When the new baby enters the picture, it will be even more important for your boy to have his small, protected play haven and for you to have a way to keep inappropriate toys away from your baby.
The play space, which must definitely include special time with you there, will help alleviate some of the tantrums and behavior issues (lots of “green lights” make the red ones easier to accept), but the outbursts won’t disappear completely. They are a healthy element of toddlerhood.
Also, he will sometimes be in places where everything is not available or appropriate for him to explore. Take care to intervene respectfully. Instead of taking something out of his hands or picking him up and moving him away, whenever possible talk to him first. Acknowledge his desire before setting a boundary, “I see you want to touch my glasses. I can’t let you. They are not safe.”
Gentleness and respect will work wonders, but there will still be episodes of crying and tantruming. They are par for the course with toddlers. Remember that tantrums and crying are entirely different from hitting, scratching, etc., and require a different response.
Tantrums and crying are healthy ways for your boy to release his feelings and offload stress. When he is doing those things he needs you to support, encourage, and stay engaged with him in a calm, empathetic, non-judgmental manner. These expressions of anger, frustration, worry, sadness, etc., are positive and healthy, not a result of something you are doing wrong or a problem that you have to fix. Understanding the value of your boy’s outbursts will help you to not “take on” the feelings and lose your temper.
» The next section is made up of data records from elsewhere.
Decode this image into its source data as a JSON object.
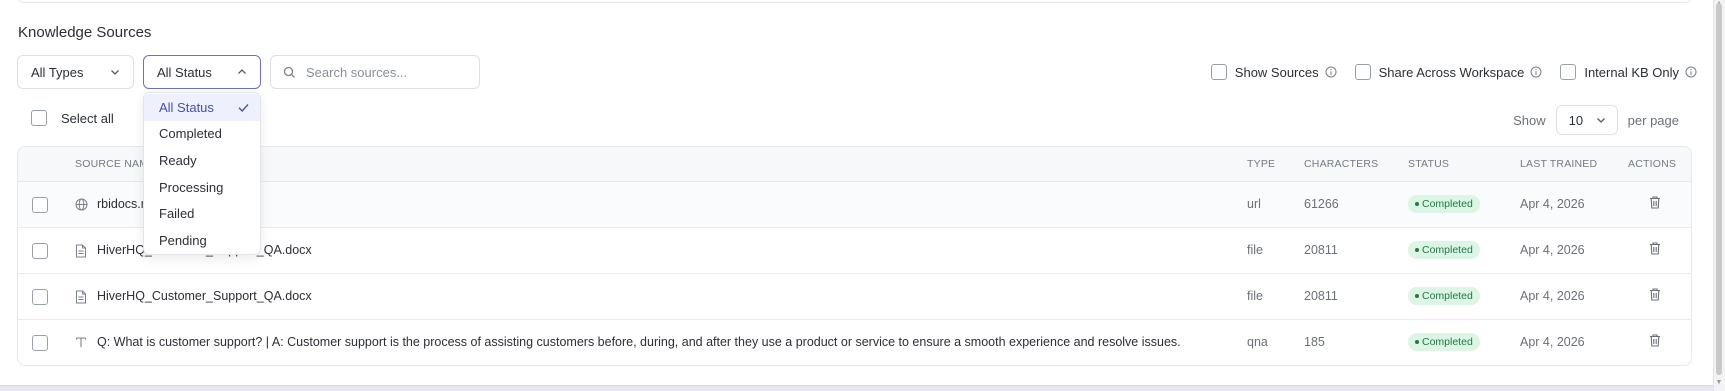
{
  "title": "Knowledge Sources",
  "filters": {
    "types_value": "All Types",
    "status_value": "All Status",
    "search_placeholder": "Search sources...",
    "status_options": [
      "All Status",
      "Completed",
      "Ready",
      "Processing",
      "Failed",
      "Pending"
    ],
    "status_selected": "All Status"
  },
  "toggles": {
    "show_sources": "Show Sources",
    "share_across_workspace": "Share Across Workspace",
    "internal_kb_only": "Internal KB Only"
  },
  "select_all_label": "Select all",
  "pagination": {
    "show_label": "Show",
    "per_page_value": "10",
    "per_page_label": "per page"
  },
  "table": {
    "headers": {
      "source_name": "SOURCE NAME",
      "type": "TYPE",
      "characters": "CHARACTERS",
      "status": "STATUS",
      "last_trained": "LAST TRAINED",
      "actions": "ACTIONS"
    },
    "rows": [
      {
        "icon": "globe-icon",
        "name": "rbidocs.rbi.org.in",
        "type": "url",
        "characters": "61266",
        "status": "Completed",
        "last_trained": "Apr 4, 2026"
      },
      {
        "icon": "file-icon",
        "name": "HiverHQ_Customer_Support_QA.docx",
        "type": "file",
        "characters": "20811",
        "status": "Completed",
        "last_trained": "Apr 4, 2026"
      },
      {
        "icon": "file-icon",
        "name": "HiverHQ_Customer_Support_QA.docx",
        "type": "file",
        "characters": "20811",
        "status": "Completed",
        "last_trained": "Apr 4, 2026"
      },
      {
        "icon": "text-icon",
        "name": "Q: What is customer support? | A: Customer support is the process of assisting customers before, during, and after they use a product or service to ensure a smooth experience and resolve issues.",
        "type": "qna",
        "characters": "185",
        "status": "Completed",
        "last_trained": "Apr 4, 2026"
      }
    ]
  },
  "colors": {
    "accent": "#4a4fb0",
    "status_completed_bg": "#dcf5e5",
    "status_completed_fg": "#1f7a45"
  }
}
It is also normal and common for an upset toddler to act out with you physically. This is another expression of the powerful feelings he’s having, but obviously not behavior you can allow or encourage. He doesn’t want to hurt you, but he feels upset way beyond his control. Gently, but firmly block him from doing those things to you. Hold his hands to stop him if you need to. Take a deep breath and stay calm. Put him down if you are holding him and he begins to hit, scratch or pinch. Stay nearby and acknowledge, “You are very mad because I stopped you from touching the dog’s food. I understand, but I won’t let you hurt me.” Give him free rein to express his feelings, but make it clear that you will not allow him to hurt you. Be available for hugs when his outburst has subsided.
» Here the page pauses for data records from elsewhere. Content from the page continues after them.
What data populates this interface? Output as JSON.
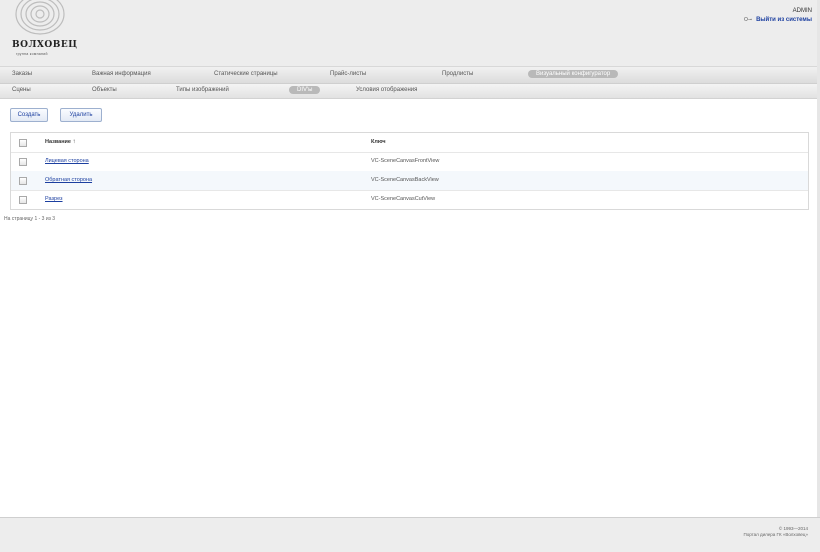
{
  "header": {
    "logo_name": "ВОЛХОВЕЦ",
    "logo_sub": "группа компаний",
    "user_name": "ADMIN",
    "logout_label": "Выйти из системы"
  },
  "main_menu": {
    "items": [
      "Заказы",
      "Важная информация",
      "Статические страницы",
      "Прайс-листы",
      "Продлисты",
      "Визуальный конфигуратор"
    ],
    "active": "Визуальный конфигуратор"
  },
  "sub_menu": {
    "items": [
      "Сцены",
      "Объекты",
      "Типы изображений",
      "DIV'ы",
      "Условия отображения"
    ],
    "active": "DIV'ы"
  },
  "toolbar": {
    "create_label": "Создать",
    "delete_label": "Удалить"
  },
  "table": {
    "columns": [
      "Название",
      "Ключ"
    ],
    "sort_indicator": "↑",
    "rows": [
      {
        "name": "Лицевая сторона",
        "key": "VC-SceneCanvasFrontView"
      },
      {
        "name": "Обратная сторона",
        "key": "VC-SceneCanvasBackView"
      },
      {
        "name": "Разрез",
        "key": "VC-SceneCanvasCutView"
      }
    ]
  },
  "pager": {
    "text": "На страницу 1 - 3 из 3"
  },
  "footer": {
    "copyright": "© 1993—2014",
    "portal": "Портал дилера ГК «Волховец»"
  }
}
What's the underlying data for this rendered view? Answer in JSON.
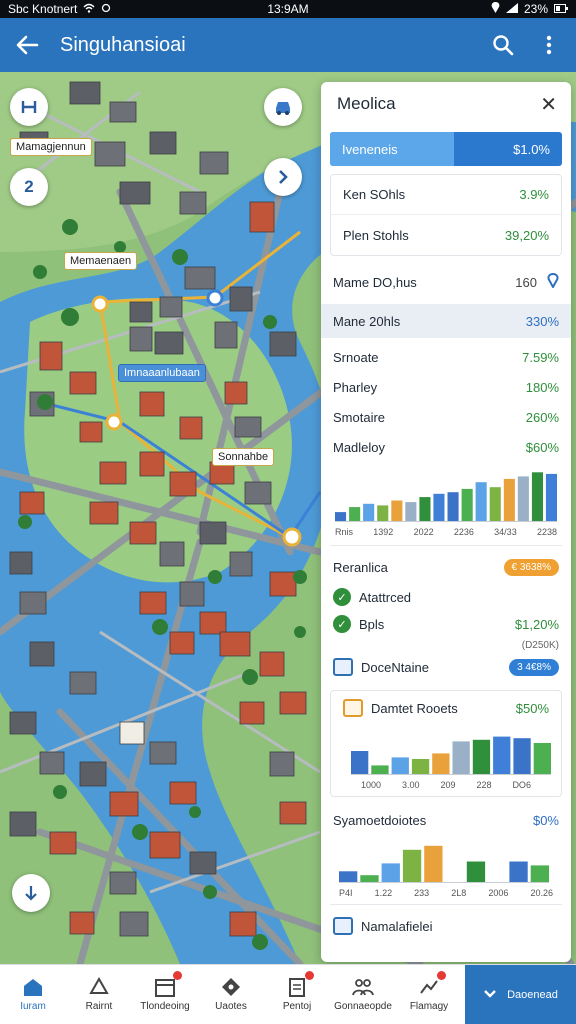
{
  "status_bar": {
    "left": "Sbc Knotnert",
    "time": "13:9AM",
    "battery": "23%"
  },
  "app_bar": {
    "title": "Singuhansioai"
  },
  "map": {
    "labels": {
      "top_left": "Mamagjennun",
      "center": "Memaenaen",
      "blue_tag": "Imnaaanlubaan",
      "bottom": "Sonnahbe"
    },
    "fab_number": "2"
  },
  "panel": {
    "title": "Meolica",
    "highlight": {
      "label": "Iveneneis",
      "value": "$1.0%"
    },
    "card1": [
      {
        "label": "Ken SOhls",
        "value": "3.9%"
      },
      {
        "label": "Plen Stohls",
        "value": "39,20%"
      }
    ],
    "header_row": {
      "label": "Mame DO,hus",
      "value": "160"
    },
    "selected_row": {
      "label": "Mane 20hls",
      "value": "330%"
    },
    "stats": [
      {
        "label": "Srnoate",
        "value": "7.59%"
      },
      {
        "label": "Pharley",
        "value": "180%"
      },
      {
        "label": "Smotaire",
        "value": "260%"
      },
      {
        "label": "Madleloy",
        "value": "$60%"
      }
    ],
    "chart1_ticks": [
      "Rnis",
      "1392",
      "2022",
      "2236",
      "34/33",
      "2238"
    ],
    "section2": {
      "title": "Reranlica",
      "badge": "€ 3638%",
      "items": [
        {
          "label": "Atattrced",
          "value": ""
        },
        {
          "label": "Bpls",
          "value": "$1,20%",
          "sub": "(D250K)"
        }
      ],
      "doc_label": "DoceNtaine",
      "doc_badge": "3 4€8%"
    },
    "card3": {
      "title": "Damtet Rooets",
      "value": "$50%",
      "ticks": [
        "1000",
        "3.00",
        "209",
        "228",
        "DO6"
      ]
    },
    "card4": {
      "title": "Syamoetdoiotes",
      "value": "$0%",
      "ticks": [
        "P4I",
        "1.22",
        "233",
        "2L8",
        "2006",
        "20.26"
      ]
    },
    "footer_label": "Namalafielei"
  },
  "bottom_nav": {
    "items": [
      {
        "label": "Iuram",
        "icon": "home-icon",
        "badge": false
      },
      {
        "label": "Rairnt",
        "icon": "recycle-icon",
        "badge": false
      },
      {
        "label": "Tlondeoing",
        "icon": "calendar-icon",
        "badge": true
      },
      {
        "label": "Uaotes",
        "icon": "tag-icon",
        "badge": false
      },
      {
        "label": "Pentoj",
        "icon": "clipboard-icon",
        "badge": true
      },
      {
        "label": "Gonnaeopde",
        "icon": "people-icon",
        "badge": false
      },
      {
        "label": "Flamagy",
        "icon": "chart-icon",
        "badge": true
      }
    ],
    "cta_label": "Daoenead"
  },
  "colors": {
    "brand": "#2a73bd",
    "positive": "#2f8f3b",
    "water": "#4d9ad6",
    "land": "#8fc17a"
  },
  "chart_data": [
    {
      "type": "bar",
      "categories": [
        "Rnis",
        "1392",
        "2022",
        "2236",
        "34/33",
        "2238"
      ],
      "series": [
        {
          "values": [
            12,
            18,
            22,
            20,
            26,
            24,
            30,
            34,
            36,
            40,
            48,
            42,
            52,
            55,
            60,
            58
          ]
        }
      ],
      "ylim": [
        0,
        70
      ]
    },
    {
      "type": "bar",
      "title": "Damtet Rooets",
      "categories": [
        "1000",
        "3.00",
        "209",
        "228",
        "DO6"
      ],
      "series": [
        {
          "values": [
            30,
            12,
            22,
            20,
            27,
            42,
            44,
            48,
            46,
            40
          ]
        }
      ],
      "ylim": [
        0,
        60
      ]
    },
    {
      "type": "bar",
      "title": "Syamoetdoiotes",
      "categories": [
        "P4I",
        "1.22",
        "233",
        "2L8",
        "2006",
        "20.26"
      ],
      "series": [
        {
          "values": [
            12,
            8,
            20,
            34,
            38,
            0,
            22,
            0,
            22,
            18
          ]
        }
      ],
      "ylim": [
        0,
        45
      ]
    }
  ]
}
Sometimes, your boy’s aggressive reactions and tantrums will seem completely unreasonable. Accept them as being exactly what he needs to do. Remember that toddlers are extremely sensitive, and if you are going through something, he is certain to be feeling it, too. If there are specific stressors in your life that you can share, consider sharing with him. Even just saying, “I’ve been upset all day today because of some problems with the house” (or whatever), “I’m sorry I’ve been grumpy.” Feeling your parent’s tension without any idea what it is about can be very stressful for small children.
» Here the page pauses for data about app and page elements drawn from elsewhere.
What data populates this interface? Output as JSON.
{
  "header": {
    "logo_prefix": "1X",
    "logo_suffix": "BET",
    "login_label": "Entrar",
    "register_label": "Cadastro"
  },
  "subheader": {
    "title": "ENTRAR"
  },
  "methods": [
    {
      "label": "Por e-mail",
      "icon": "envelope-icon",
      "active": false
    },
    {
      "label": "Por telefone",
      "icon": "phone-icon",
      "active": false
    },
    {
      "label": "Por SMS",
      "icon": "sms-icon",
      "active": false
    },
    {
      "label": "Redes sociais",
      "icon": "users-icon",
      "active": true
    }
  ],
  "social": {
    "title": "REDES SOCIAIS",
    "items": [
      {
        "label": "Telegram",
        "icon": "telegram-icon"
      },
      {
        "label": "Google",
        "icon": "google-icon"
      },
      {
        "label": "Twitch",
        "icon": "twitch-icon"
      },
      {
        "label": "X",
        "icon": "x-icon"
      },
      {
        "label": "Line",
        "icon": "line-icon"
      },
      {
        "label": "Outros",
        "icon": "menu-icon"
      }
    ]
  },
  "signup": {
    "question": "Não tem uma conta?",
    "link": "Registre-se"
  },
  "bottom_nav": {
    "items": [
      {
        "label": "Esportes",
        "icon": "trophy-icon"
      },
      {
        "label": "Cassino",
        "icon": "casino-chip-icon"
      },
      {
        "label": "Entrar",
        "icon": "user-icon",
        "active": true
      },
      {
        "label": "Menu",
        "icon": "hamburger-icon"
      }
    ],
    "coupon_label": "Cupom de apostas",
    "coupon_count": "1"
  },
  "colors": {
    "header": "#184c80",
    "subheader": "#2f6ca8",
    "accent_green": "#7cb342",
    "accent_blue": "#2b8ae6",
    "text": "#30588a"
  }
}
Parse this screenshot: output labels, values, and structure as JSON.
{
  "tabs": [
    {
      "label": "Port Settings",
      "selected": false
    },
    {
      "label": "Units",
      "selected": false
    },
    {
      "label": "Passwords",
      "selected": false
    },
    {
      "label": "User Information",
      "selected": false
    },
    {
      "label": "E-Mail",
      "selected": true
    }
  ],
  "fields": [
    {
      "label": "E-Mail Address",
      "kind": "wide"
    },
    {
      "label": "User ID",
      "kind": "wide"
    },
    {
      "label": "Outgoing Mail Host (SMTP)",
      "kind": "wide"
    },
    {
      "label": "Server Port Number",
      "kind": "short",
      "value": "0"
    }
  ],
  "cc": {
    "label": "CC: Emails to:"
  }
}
Hopefully, the knowledge that his behavior is healthy and age-appropriate will help you to gain the perspective you need to remain calm and confident in the face of his storms. Instead of walking away, yelling or spanking, try distancing yourself emotionally, but remaining available (as a therapist would). If it is at all possible, I recommend speaking to a counselor about the emotional triggers you might be experiencing around your son’s outbursts. This is a common issue for adults who were spanked as children.
Take very good care and thanks for reaching out!
I offer a complete guide to non-punitive discipline in
No Bad Kids: Toddler Discipline Without Shame